  • Winter Tires

These tires, as the name implies, have unrivaled performance in cold and icy conditions. These tires are designed to handle the slick conditions found in cold climates, particularly when there is ice. However, unlike summer tires, these tires are not suitable for driving in hot weather. When the weather warms up, these tires will begin to wear quickly and, as a result, their performance will suffer.

  • All-Season Tires

If you live in a state where you can enjoy all four seasons, these are your best bet. These tires are made in such a way that they can withstand a wide range of weather conditions. They are, however, further classified, but the general idea behind these tires is to provide a safe drive regardless of the weather. They do not match the performance of tires designed specifically for a specific season, but they also do not pose any danger.

Specifications of Tires

There are some tire specifications that you should be aware of in order to get the best fit for your vehicle. If you are replacing the tires on a car that has been in your possession since it was manufactured, you may do so with an identical tire set. We recommend this because those specifications are designed to maximize vehicle performance. However, depending on whether or not you drive, you may want to consider other tires.

  • Size

To get a different size than your current tire, you may need to upgrade your wheel as well as your vehicle. When replacing a tire, most people get the same size as their current tires. This is the safest option and will save you a lot of trouble.

  • Speed Rating

A speed rating indicates how fast you can go without endangering your safety. After a certain speed, the tire may begin to lose traction and become uncontrollable. If you are aware of your speed limits, you must request a tire that is designed to accommodate them.

  • No Flat Tires

While having a spare tire on hand is always a good idea, No-Flat or Run-Flat tires can help you with a short commute even after they have been punctured. You won’t have a completely flat tire, and you’ll be able to reach a safer or more comfortable location to change the wheel without having to change the tire. This is also a safe option because a flat tire at high speed can be dangerous.

  • Safety Code

Finally, make certain that the tires you are about to purchase meet all US Department of Transportation requirements and are certified for safety.
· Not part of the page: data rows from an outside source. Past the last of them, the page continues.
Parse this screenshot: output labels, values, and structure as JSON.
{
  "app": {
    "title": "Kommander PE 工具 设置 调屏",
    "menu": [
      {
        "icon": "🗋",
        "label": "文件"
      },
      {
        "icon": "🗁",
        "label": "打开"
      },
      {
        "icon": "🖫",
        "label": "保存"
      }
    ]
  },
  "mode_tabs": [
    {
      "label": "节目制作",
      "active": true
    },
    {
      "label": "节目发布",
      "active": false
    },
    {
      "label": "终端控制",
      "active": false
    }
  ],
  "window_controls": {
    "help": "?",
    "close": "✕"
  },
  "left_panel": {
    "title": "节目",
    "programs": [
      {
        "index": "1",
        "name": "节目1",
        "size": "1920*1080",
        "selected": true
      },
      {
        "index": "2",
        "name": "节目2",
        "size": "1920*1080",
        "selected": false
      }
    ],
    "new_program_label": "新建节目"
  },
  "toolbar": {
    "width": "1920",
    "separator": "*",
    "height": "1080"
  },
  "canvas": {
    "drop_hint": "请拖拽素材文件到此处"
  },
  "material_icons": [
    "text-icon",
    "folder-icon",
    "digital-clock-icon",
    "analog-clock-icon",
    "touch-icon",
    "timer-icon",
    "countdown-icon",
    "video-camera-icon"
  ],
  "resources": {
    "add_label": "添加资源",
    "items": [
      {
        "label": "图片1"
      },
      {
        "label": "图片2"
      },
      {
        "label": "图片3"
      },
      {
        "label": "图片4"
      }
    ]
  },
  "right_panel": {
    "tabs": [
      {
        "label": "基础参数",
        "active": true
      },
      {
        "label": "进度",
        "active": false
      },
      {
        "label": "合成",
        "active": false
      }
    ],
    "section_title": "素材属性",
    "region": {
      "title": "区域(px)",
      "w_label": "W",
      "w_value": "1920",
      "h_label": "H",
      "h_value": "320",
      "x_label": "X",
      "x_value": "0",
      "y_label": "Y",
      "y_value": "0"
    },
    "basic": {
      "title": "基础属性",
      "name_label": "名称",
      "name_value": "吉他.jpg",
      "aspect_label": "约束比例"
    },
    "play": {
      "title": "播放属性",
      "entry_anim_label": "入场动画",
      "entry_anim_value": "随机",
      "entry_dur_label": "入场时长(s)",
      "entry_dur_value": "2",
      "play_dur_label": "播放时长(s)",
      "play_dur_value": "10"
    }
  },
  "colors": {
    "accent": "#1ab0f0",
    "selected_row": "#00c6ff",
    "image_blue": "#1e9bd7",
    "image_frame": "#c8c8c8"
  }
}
Tires play an important role in your driving safety, and in order to stay safe, you must ensure regular maintenance and replacement check-ups on your tires.
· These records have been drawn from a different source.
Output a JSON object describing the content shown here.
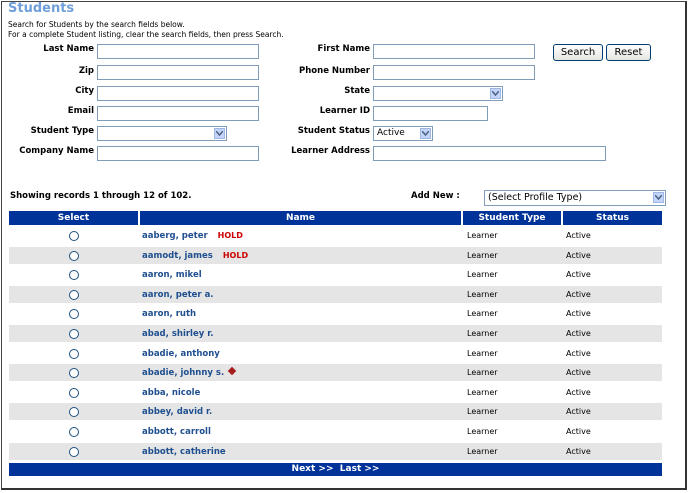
{
  "page": {
    "title": "Students",
    "instructions": [
      "Search for Students by the search fields below.",
      "For a complete Student listing, clear the search fields, then press Search."
    ]
  },
  "form": {
    "last_name_label": "Last Name",
    "first_name_label": "First Name",
    "zip_label": "Zip",
    "phone_label": "Phone Number",
    "city_label": "City",
    "state_label": "State",
    "email_label": "Email",
    "learner_id_label": "Learner ID",
    "student_type_label": "Student Type",
    "student_status_label": "Student Status",
    "student_status_value": "Active",
    "company_label": "Company Name",
    "learner_address_label": "Learner Address",
    "search_button": "Search",
    "reset_button": "Reset"
  },
  "list": {
    "showing_text": "Showing records 1 through 12 of 102.",
    "add_new_label": "Add New :",
    "profile_type_value": "(Select Profile Type)",
    "headers": {
      "select": "Select",
      "name": "Name",
      "type": "Student Type",
      "status": "Status"
    },
    "rows": [
      {
        "name": "aaberg, peter",
        "flag": "HOLD",
        "type": "Learner",
        "status": "Active"
      },
      {
        "name": "aamodt, james",
        "flag": "HOLD",
        "type": "Learner",
        "status": "Active"
      },
      {
        "name": "aaron, mikel",
        "flag": "",
        "type": "Learner",
        "status": "Active"
      },
      {
        "name": "aaron, peter a.",
        "flag": "",
        "type": "Learner",
        "status": "Active"
      },
      {
        "name": "aaron, ruth",
        "flag": "",
        "type": "Learner",
        "status": "Active"
      },
      {
        "name": "abad, shirley r.",
        "flag": "",
        "type": "Learner",
        "status": "Active"
      },
      {
        "name": "abadie, anthony",
        "flag": "",
        "type": "Learner",
        "status": "Active"
      },
      {
        "name": "abadie, johnny s.",
        "flag": "",
        "type": "Learner",
        "status": "Active"
      },
      {
        "name": "abba, nicole",
        "flag": "",
        "type": "Learner",
        "status": "Active"
      },
      {
        "name": "abbey, david r.",
        "flag": "",
        "type": "Learner",
        "status": "Active"
      },
      {
        "name": "abbott, carroll",
        "flag": "",
        "type": "Learner",
        "status": "Active"
      },
      {
        "name": "abbott, catherine",
        "flag": "",
        "type": "Learner",
        "status": "Active"
      }
    ],
    "next_label": "Next >>",
    "last_label": "Last >>"
  },
  "colors": {
    "header_bg": "#003399",
    "title": "#6f9fd8",
    "name_link": "#1f4f8f",
    "hold": "#cc0000",
    "alt_row": "#e5e5e5"
  }
}
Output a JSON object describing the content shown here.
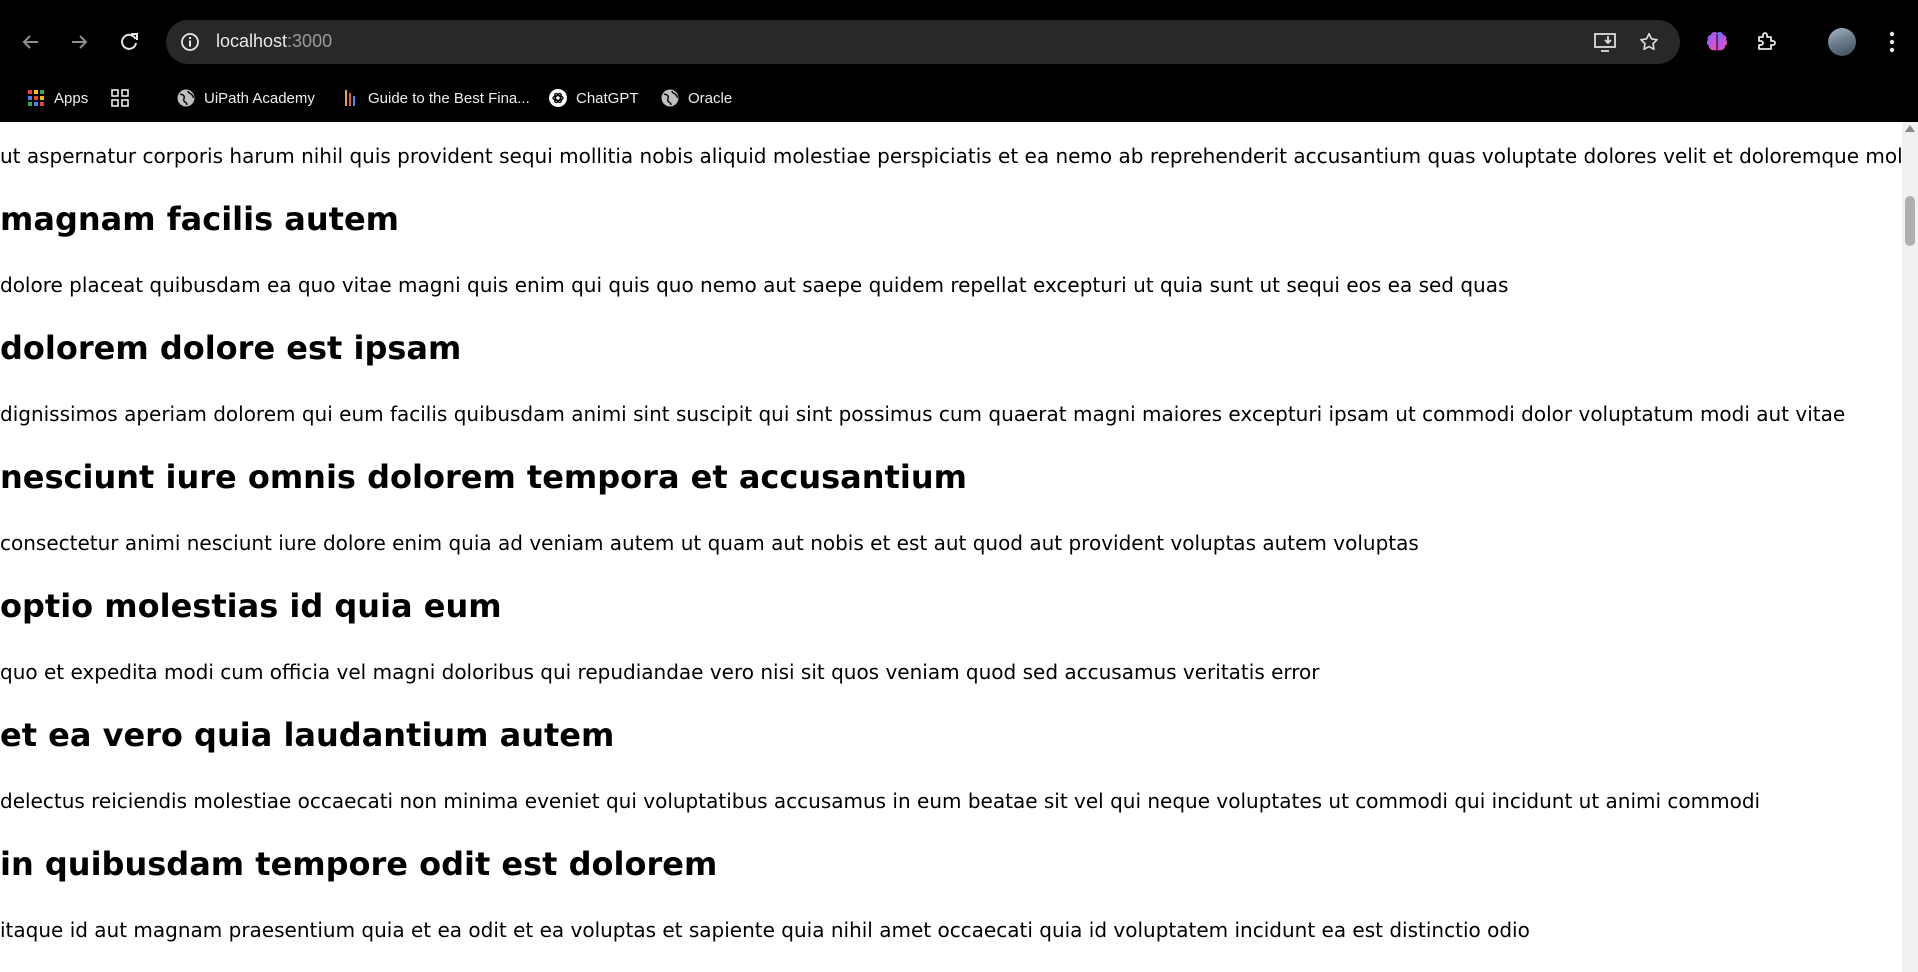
{
  "browser": {
    "url_host": "localhost",
    "url_port": ":3000",
    "bookmarks": [
      "Apps",
      "UiPath Academy",
      "Guide to the Best Fina...",
      "ChatGPT",
      "Oracle"
    ]
  },
  "page": {
    "intro": "ut aspernatur corporis harum nihil quis provident sequi mollitia nobis aliquid molestiae perspiciatis et ea nemo ab reprehenderit accusantium quas voluptate dolores velit et doloremque molestiae",
    "posts": [
      {
        "title": "magnam facilis autem",
        "body": "dolore placeat quibusdam ea quo vitae magni quis enim qui quis quo nemo aut saepe quidem repellat excepturi ut quia sunt ut sequi eos ea sed quas"
      },
      {
        "title": "dolorem dolore est ipsam",
        "body": "dignissimos aperiam dolorem qui eum facilis quibusdam animi sint suscipit qui sint possimus cum quaerat magni maiores excepturi ipsam ut commodi dolor voluptatum modi aut vitae"
      },
      {
        "title": "nesciunt iure omnis dolorem tempora et accusantium",
        "body": "consectetur animi nesciunt iure dolore enim quia ad veniam autem ut quam aut nobis et est aut quod aut provident voluptas autem voluptas"
      },
      {
        "title": "optio molestias id quia eum",
        "body": "quo et expedita modi cum officia vel magni doloribus qui repudiandae vero nisi sit quos veniam quod sed accusamus veritatis error"
      },
      {
        "title": "et ea vero quia laudantium autem",
        "body": "delectus reiciendis molestiae occaecati non minima eveniet qui voluptatibus accusamus in eum beatae sit vel qui neque voluptates ut commodi qui incidunt ut animi commodi"
      },
      {
        "title": "in quibusdam tempore odit est dolorem",
        "body": "itaque id aut magnam praesentium quia et ea odit et ea voluptas et sapiente quia nihil amet occaecati quia id voluptatem incidunt ea est distinctio odio"
      }
    ]
  }
}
Book an appointment with us now here at HEART Auto Care so we can check on your tires!